"We want multilevel government commitment to enable a community led network of networks to strengthen community ICT initiatives in BC and Yukon."
In conclusion, we request your clarification of the degree to which our views of the impact of connectivity on change in Canada are or can be, reflected in public policy. For example, the document - World Summit on the Information Society: Canadian Contribution to PrepCom-2, Geneva, 17-28 February 2003. Government of Canada, 6 December 2002 – states as one of 7 principles:
Encouraging Community Involvement and Empowerment – In developing action plans to implement the foregoing principles, governments – in collaboration with the private sector and civil society – should place special emphasis on community-based initiatives, since it is at the community level that the challenges and opportunities of developing an inclusive global information society are most tangible for ordinary individuals.
We are, of course, in agreement with that principle. As you work on the implementation of that principle, we’d like to help.
We understand that Canada’s official position at WSIS is still open for discussion. Most certainly, Canada can supply relevant experience on the consequences of living daily life in a connected society. But, the expression of that experience must mirror the practices of the open systems it represents. What will emerge out of the interaction of many voices, often conflicting voices, has become far more important to Canada’s success as a learning society than is the search for a common point of view.
We seek assurances of more open processes of dialogue on national economic development planning related to ICT use, processes that are sensitive to the principles we have outlined. We offer our cooperation in any attempt to open up the processes of dialogue.
We will continue our involvement both nationally and internationally.
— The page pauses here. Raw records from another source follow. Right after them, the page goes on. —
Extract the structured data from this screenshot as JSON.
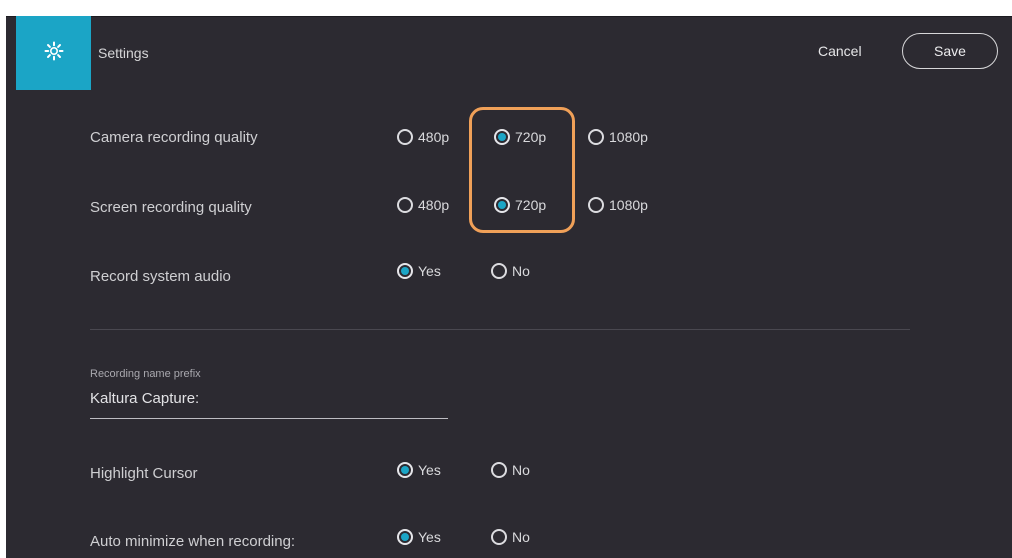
{
  "header": {
    "title": "Settings",
    "icon": "gear-icon",
    "cancel_label": "Cancel",
    "save_label": "Save"
  },
  "settings": {
    "camera_quality": {
      "label": "Camera recording quality",
      "options": [
        "480p",
        "720p",
        "1080p"
      ],
      "selected": "720p"
    },
    "screen_quality": {
      "label": "Screen recording quality",
      "options": [
        "480p",
        "720p",
        "1080p"
      ],
      "selected": "720p"
    },
    "system_audio": {
      "label": "Record system audio",
      "options": [
        "Yes",
        "No"
      ],
      "selected": "Yes"
    },
    "name_prefix": {
      "label": "Recording name prefix",
      "value": "Kaltura Capture:"
    },
    "highlight_cursor": {
      "label": "Highlight Cursor",
      "options": [
        "Yes",
        "No"
      ],
      "selected": "Yes"
    },
    "auto_minimize": {
      "label": "Auto minimize when recording:",
      "options": [
        "Yes",
        "No"
      ],
      "selected": "Yes"
    }
  },
  "colors": {
    "accent": "#1ba5c6",
    "background": "#2c2a31",
    "highlight": "#f0a058"
  }
}
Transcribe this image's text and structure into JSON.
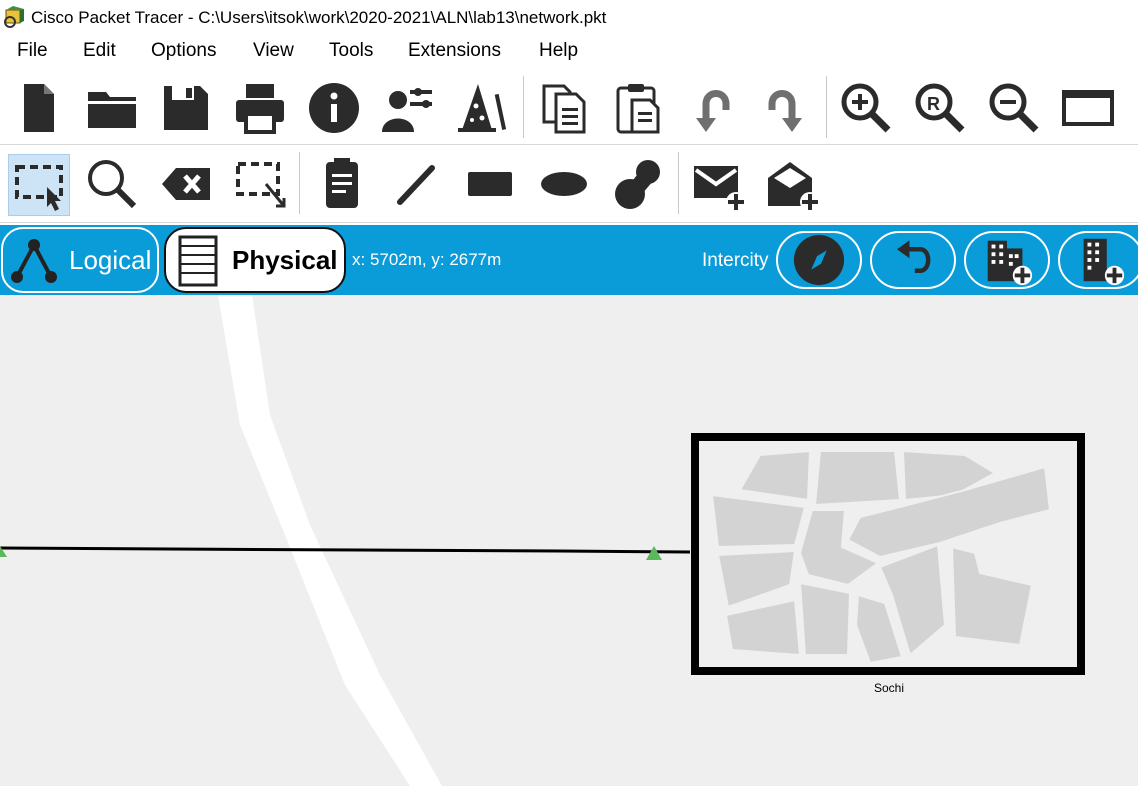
{
  "window": {
    "title": "Cisco Packet Tracer - C:\\Users\\itsok\\work\\2020-2021\\ALN\\lab13\\network.pkt"
  },
  "menu": {
    "items": [
      "File",
      "Edit",
      "Options",
      "View",
      "Tools",
      "Extensions",
      "Help"
    ]
  },
  "toolbar_main": {
    "icons": [
      "new-file-icon",
      "open-folder-icon",
      "save-icon",
      "print-icon",
      "info-icon",
      "user-settings-icon",
      "wizard-icon",
      "copy-icon",
      "paste-icon",
      "undo-icon",
      "redo-icon",
      "zoom-in-icon",
      "zoom-reset-icon",
      "zoom-out-icon",
      "window-icon"
    ]
  },
  "toolbar_tools": {
    "icons": [
      "select-icon",
      "inspect-icon",
      "delete-icon",
      "resize-icon",
      "note-icon",
      "line-icon",
      "rectangle-icon",
      "ellipse-icon",
      "freeform-icon",
      "add-simple-pdu-icon",
      "add-complex-pdu-icon"
    ],
    "selected": "select-icon"
  },
  "mode_bar": {
    "logical_label": "Logical",
    "physical_label": "Physical",
    "active_mode": "Physical",
    "coordinates": "x: 5702m, y: 2677m",
    "location_label": "Intercity",
    "accent_color": "#0a9cd8",
    "buttons": [
      "navigation-icon",
      "back-icon",
      "new-city-icon",
      "new-building-icon"
    ]
  },
  "canvas": {
    "city_label": "Sochi",
    "cable_color": "#000000",
    "link_status_color": "#5cb85c"
  }
}
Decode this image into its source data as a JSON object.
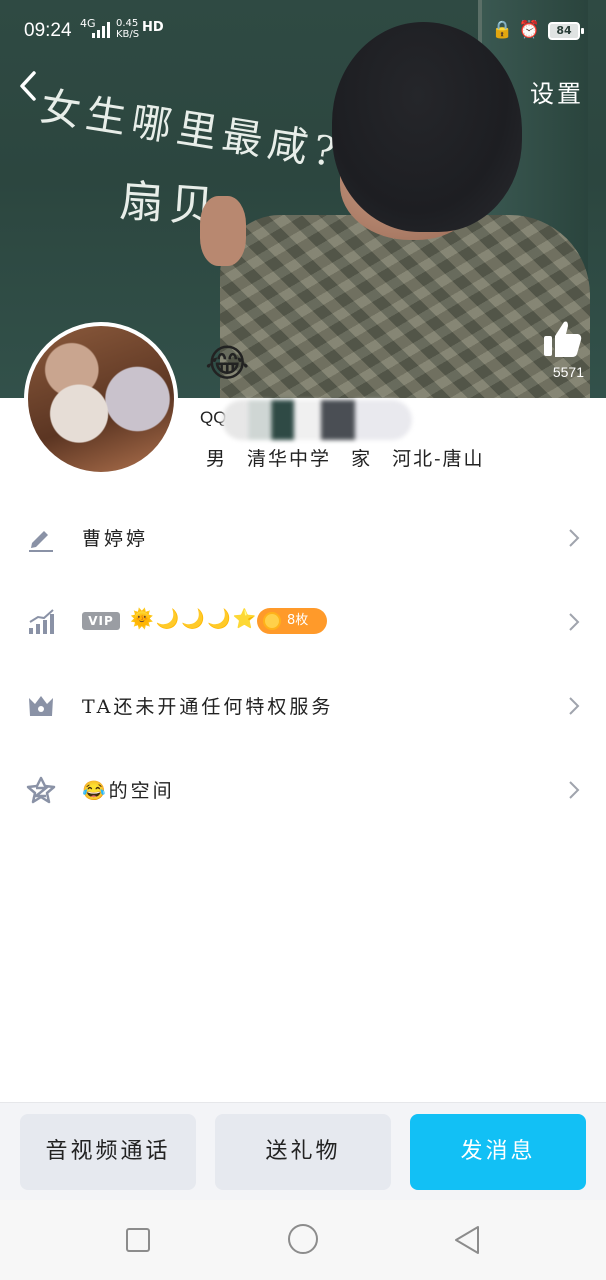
{
  "status_bar": {
    "time": "09:24",
    "signal_type": "4G",
    "speed_value": "0.45",
    "speed_unit": "KB/S",
    "hd": "HD",
    "battery": "84"
  },
  "header": {
    "settings_label": "设置",
    "chalk_question": "女生哪里最咸?",
    "chalk_answer": "扇贝",
    "like_count": "5571"
  },
  "profile": {
    "emoji": "😂",
    "qq_prefix": "QQ",
    "info": "男 清华中学 家 河北-唐山"
  },
  "list": {
    "nickname": "曹婷婷",
    "vip_label": "VIP",
    "vip_level_icons": "🌞🌙🌙🌙⭐",
    "medal_count": "8枚",
    "privilege_text": "TA还未开通任何特权服务",
    "space_emoji": "😂",
    "space_suffix": "的空间"
  },
  "actions": {
    "call": "音视频通话",
    "gift": "送礼物",
    "message": "发消息"
  },
  "colors": {
    "accent": "#12c0f5",
    "medal": "#ff9a2a",
    "icon_gray": "#8a92a6"
  }
}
Telecommunities Canada will continue to contribute to the WSIS process -- through our work in Canada and via our participation in GCNP. We offer our cooperation in the international expression of Canadian experience of the uses of ICTs for development and the impact of connectivity on socio-economic and political change.
President, Telecommunities Canada